[Extracted data entries]
= Beginning of Section =
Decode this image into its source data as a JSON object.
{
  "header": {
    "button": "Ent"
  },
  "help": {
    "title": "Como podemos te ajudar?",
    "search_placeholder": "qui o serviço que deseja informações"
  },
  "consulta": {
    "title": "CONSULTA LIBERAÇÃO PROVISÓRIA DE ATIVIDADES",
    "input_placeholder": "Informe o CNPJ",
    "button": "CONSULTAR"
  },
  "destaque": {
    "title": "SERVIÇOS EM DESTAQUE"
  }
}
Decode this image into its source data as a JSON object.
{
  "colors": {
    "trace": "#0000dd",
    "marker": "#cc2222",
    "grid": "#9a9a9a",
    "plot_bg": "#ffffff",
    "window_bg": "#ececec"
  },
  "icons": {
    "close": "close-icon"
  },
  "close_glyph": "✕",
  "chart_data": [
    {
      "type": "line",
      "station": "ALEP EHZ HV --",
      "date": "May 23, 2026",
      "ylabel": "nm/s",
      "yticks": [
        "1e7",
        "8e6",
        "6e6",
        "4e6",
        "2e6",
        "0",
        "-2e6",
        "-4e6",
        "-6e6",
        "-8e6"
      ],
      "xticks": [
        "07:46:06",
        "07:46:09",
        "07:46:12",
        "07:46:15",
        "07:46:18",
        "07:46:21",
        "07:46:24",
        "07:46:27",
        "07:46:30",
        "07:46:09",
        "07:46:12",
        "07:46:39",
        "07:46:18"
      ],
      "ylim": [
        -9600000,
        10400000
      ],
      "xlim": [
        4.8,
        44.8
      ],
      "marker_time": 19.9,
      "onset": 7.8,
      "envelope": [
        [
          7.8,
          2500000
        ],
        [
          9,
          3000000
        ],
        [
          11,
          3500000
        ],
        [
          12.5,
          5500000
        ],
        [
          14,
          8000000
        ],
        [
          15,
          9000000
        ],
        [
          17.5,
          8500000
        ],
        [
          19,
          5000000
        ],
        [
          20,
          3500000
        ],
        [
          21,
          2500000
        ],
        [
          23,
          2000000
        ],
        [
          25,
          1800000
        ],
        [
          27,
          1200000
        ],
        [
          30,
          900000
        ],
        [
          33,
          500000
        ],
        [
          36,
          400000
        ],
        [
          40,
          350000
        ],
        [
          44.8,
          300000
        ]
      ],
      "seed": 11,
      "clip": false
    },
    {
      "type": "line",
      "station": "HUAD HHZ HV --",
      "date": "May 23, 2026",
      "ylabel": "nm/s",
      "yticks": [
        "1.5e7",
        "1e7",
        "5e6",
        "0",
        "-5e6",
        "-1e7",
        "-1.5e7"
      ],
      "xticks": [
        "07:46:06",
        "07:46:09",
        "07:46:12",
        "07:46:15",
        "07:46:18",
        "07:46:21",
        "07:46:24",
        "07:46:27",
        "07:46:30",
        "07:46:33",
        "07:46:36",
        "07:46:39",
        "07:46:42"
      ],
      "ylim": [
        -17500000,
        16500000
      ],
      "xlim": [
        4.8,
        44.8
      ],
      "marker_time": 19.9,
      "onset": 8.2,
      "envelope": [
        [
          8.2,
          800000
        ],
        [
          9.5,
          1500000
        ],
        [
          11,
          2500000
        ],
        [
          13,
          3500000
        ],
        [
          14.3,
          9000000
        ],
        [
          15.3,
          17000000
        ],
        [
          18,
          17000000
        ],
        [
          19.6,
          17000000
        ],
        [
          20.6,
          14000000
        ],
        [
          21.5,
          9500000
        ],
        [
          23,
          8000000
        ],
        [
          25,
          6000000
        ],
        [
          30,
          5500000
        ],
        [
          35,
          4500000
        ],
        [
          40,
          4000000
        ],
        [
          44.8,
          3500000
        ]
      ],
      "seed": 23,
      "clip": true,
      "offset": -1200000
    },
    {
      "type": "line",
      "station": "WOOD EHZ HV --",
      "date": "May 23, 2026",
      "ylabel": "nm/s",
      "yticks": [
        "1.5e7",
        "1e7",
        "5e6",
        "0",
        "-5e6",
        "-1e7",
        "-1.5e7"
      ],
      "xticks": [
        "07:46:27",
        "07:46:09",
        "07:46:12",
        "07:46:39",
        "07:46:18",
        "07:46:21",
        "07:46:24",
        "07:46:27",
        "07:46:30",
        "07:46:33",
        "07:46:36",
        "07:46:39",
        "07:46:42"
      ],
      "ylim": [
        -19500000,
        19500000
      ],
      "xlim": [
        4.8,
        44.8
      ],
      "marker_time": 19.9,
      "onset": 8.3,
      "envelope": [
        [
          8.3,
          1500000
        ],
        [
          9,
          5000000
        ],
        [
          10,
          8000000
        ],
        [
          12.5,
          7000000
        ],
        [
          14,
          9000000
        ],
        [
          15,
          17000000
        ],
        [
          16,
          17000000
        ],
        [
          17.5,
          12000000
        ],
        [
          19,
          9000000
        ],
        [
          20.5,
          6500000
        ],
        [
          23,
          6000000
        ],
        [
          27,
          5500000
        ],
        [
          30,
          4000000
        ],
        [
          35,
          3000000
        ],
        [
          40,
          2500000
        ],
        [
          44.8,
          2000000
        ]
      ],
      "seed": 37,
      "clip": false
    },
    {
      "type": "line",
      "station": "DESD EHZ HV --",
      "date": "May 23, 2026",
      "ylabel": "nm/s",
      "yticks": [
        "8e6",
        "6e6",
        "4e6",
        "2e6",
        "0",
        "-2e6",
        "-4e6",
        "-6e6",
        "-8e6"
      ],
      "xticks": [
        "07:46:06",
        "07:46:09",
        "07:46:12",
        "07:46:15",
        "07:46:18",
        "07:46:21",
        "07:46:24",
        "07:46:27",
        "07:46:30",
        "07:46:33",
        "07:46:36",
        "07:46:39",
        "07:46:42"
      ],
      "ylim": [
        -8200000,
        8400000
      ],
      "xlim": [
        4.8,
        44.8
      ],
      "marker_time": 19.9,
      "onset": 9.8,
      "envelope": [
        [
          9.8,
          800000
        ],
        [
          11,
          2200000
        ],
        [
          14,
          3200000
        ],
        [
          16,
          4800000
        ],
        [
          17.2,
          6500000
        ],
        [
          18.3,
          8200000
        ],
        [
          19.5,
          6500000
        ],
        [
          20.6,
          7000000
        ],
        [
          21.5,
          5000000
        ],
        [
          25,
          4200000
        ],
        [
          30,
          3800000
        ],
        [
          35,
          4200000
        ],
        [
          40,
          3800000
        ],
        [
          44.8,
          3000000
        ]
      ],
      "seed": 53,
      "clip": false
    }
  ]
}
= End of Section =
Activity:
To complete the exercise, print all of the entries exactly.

Expected answer:
Decode this image into its source data as a JSON object.
{
  "header": {
    "button": "Ent"
  },
  "help": {
    "title": "Como podemos te ajudar?",
    "search_placeholder": "qui o serviço que deseja informações"
  },
  "consulta": {
    "title": "CONSULTA LIBERAÇÃO PROVISÓRIA DE ATIVIDADES",
    "input_placeholder": "Informe o CNPJ",
    "button": "CONSULTAR"
  },
  "destaque": {
    "title": "SERVIÇOS EM DESTAQUE"
  }
}
Decode this image into its source data as a JSON object.
{
  "colors": {
    "trace": "#0000dd",
    "marker": "#cc2222",
    "grid": "#9a9a9a",
    "plot_bg": "#ffffff",
    "window_bg": "#ececec"
  },
  "icons": {
    "close": "close-icon"
  },
  "close_glyph": "✕",
  "chart_data": [
    {
      "type": "line",
      "station": "ALEP EHZ HV --",
      "date": "May 23, 2026",
      "ylabel": "nm/s",
      "yticks": [
        "1e7",
        "8e6",
        "6e6",
        "4e6",
        "2e6",
        "0",
        "-2e6",
        "-4e6",
        "-6e6",
        "-8e6"
      ],
      "xticks": [
        "07:46:06",
        "07:46:09",
        "07:46:12",
        "07:46:15",
        "07:46:18",
        "07:46:21",
        "07:46:24",
        "07:46:27",
        "07:46:30",
        "07:46:09",
        "07:46:12",
        "07:46:39",
        "07:46:18"
      ],
      "ylim": [
        -9600000,
        10400000
      ],
      "xlim": [
        4.8,
        44.8
      ],
      "marker_time": 19.9,
      "onset": 7.8,
      "envelope": [
        [
          7.8,
          2500000
        ],
        [
          9,
          3000000
        ],
        [
          11,
          3500000
        ],
        [
          12.5,
          5500000
        ],
        [
          14,
          8000000
        ],
        [
          15,
          9000000
        ],
        [
          17.5,
          8500000
        ],
        [
          19,
          5000000
        ],
        [
          20,
          3500000
        ],
        [
          21,
          2500000
        ],
        [
          23,
          2000000
        ],
        [
          25,
          1800000
        ],
        [
          27,
          1200000
        ],
        [
          30,
          900000
        ],
        [
          33,
          500000
        ],
        [
          36,
          400000
        ],
        [
          40,
          350000
        ],
        [
          44.8,
          300000
        ]
      ],
      "seed": 11,
      "clip": false
    },
    {
      "type": "line",
      "station": "HUAD HHZ HV --",
      "date": "May 23, 2026",
      "ylabel": "nm/s",
      "yticks": [
        "1.5e7",
        "1e7",
        "5e6",
        "0",
        "-5e6",
        "-1e7",
        "-1.5e7"
      ],
      "xticks": [
        "07:46:06",
        "07:46:09",
        "07:46:12",
        "07:46:15",
        "07:46:18",
        "07:46:21",
        "07:46:24",
        "07:46:27",
        "07:46:30",
        "07:46:33",
        "07:46:36",
        "07:46:39",
        "07:46:42"
      ],
      "ylim": [
        -17500000,
        16500000
      ],
      "xlim": [
        4.8,
        44.8
      ],
      "marker_time": 19.9,
      "onset": 8.2,
      "envelope": [
        [
          8.2,
          800000
        ],
        [
          9.5,
          1500000
        ],
        [
          11,
          2500000
        ],
        [
          13,
          3500000
        ],
        [
          14.3,
          9000000
        ],
        [
          15.3,
          17000000
        ],
        [
          18,
          17000000
        ],
        [
          19.6,
          17000000
        ],
        [
          20.6,
          14000000
        ],
        [
          21.5,
          9500000
        ],
        [
          23,
          8000000
        ],
        [
          25,
          6000000
        ],
        [
          30,
          5500000
        ],
        [
          35,
          4500000
        ],
        [
          40,
          4000000
        ],
        [
          44.8,
          3500000
        ]
      ],
      "seed": 23,
      "clip": true,
      "offset": -1200000
    },
    {
      "type": "line",
      "station": "WOOD EHZ HV --",
      "date": "May 23, 2026",
      "ylabel": "nm/s",
      "yticks": [
        "1.5e7",
        "1e7",
        "5e6",
        "0",
        "-5e6",
        "-1e7",
        "-1.5e7"
      ],
      "xticks": [
        "07:46:27",
        "07:46:09",
        "07:46:12",
        "07:46:39",
        "07:46:18",
        "07:46:21",
        "07:46:24",
        "07:46:27",
        "07:46:30",
        "07:46:33",
        "07:46:36",
        "07:46:39",
        "07:46:42"
      ],
      "ylim": [
        -19500000,
        19500000
      ],
      "xlim": [
        4.8,
        44.8
      ],
      "marker_time": 19.9,
      "onset": 8.3,
      "envelope": [
        [
          8.3,
          1500000
        ],
        [
          9,
          5000000
        ],
        [
          10,
          8000000
        ],
        [
          12.5,
          7000000
        ],
        [
          14,
          9000000
        ],
        [
          15,
          17000000
        ],
        [
          16,
          17000000
        ],
        [
          17.5,
          12000000
        ],
        [
          19,
          9000000
        ],
        [
          20.5,
          6500000
        ],
        [
          23,
          6000000
        ],
        [
          27,
          5500000
        ],
        [
          30,
          4000000
        ],
        [
          35,
          3000000
        ],
        [
          40,
          2500000
        ],
        [
          44.8,
          2000000
        ]
      ],
      "seed": 37,
      "clip": false
    },
    {
      "type": "line",
      "station": "DESD EHZ HV --",
      "date": "May 23, 2026",
      "ylabel": "nm/s",
      "yticks": [
        "8e6",
        "6e6",
        "4e6",
        "2e6",
        "0",
        "-2e6",
        "-4e6",
        "-6e6",
        "-8e6"
      ],
      "xticks": [
        "07:46:06",
        "07:46:09",
        "07:46:12",
        "07:46:15",
        "07:46:18",
        "07:46:21",
        "07:46:24",
        "07:46:27",
        "07:46:30",
        "07:46:33",
        "07:46:36",
        "07:46:39",
        "07:46:42"
      ],
      "ylim": [
        -8200000,
        8400000
      ],
      "xlim": [
        4.8,
        44.8
      ],
      "marker_time": 19.9,
      "onset": 9.8,
      "envelope": [
        [
          9.8,
          800000
        ],
        [
          11,
          2200000
        ],
        [
          14,
          3200000
        ],
        [
          16,
          4800000
        ],
        [
          17.2,
          6500000
        ],
        [
          18.3,
          8200000
        ],
        [
          19.5,
          6500000
        ],
        [
          20.6,
          7000000
        ],
        [
          21.5,
          5000000
        ],
        [
          25,
          4200000
        ],
        [
          30,
          3800000
        ],
        [
          35,
          4200000
        ],
        [
          40,
          3800000
        ],
        [
          44.8,
          3000000
        ]
      ],
      "seed": 53,
      "clip": false
    }
  ]
}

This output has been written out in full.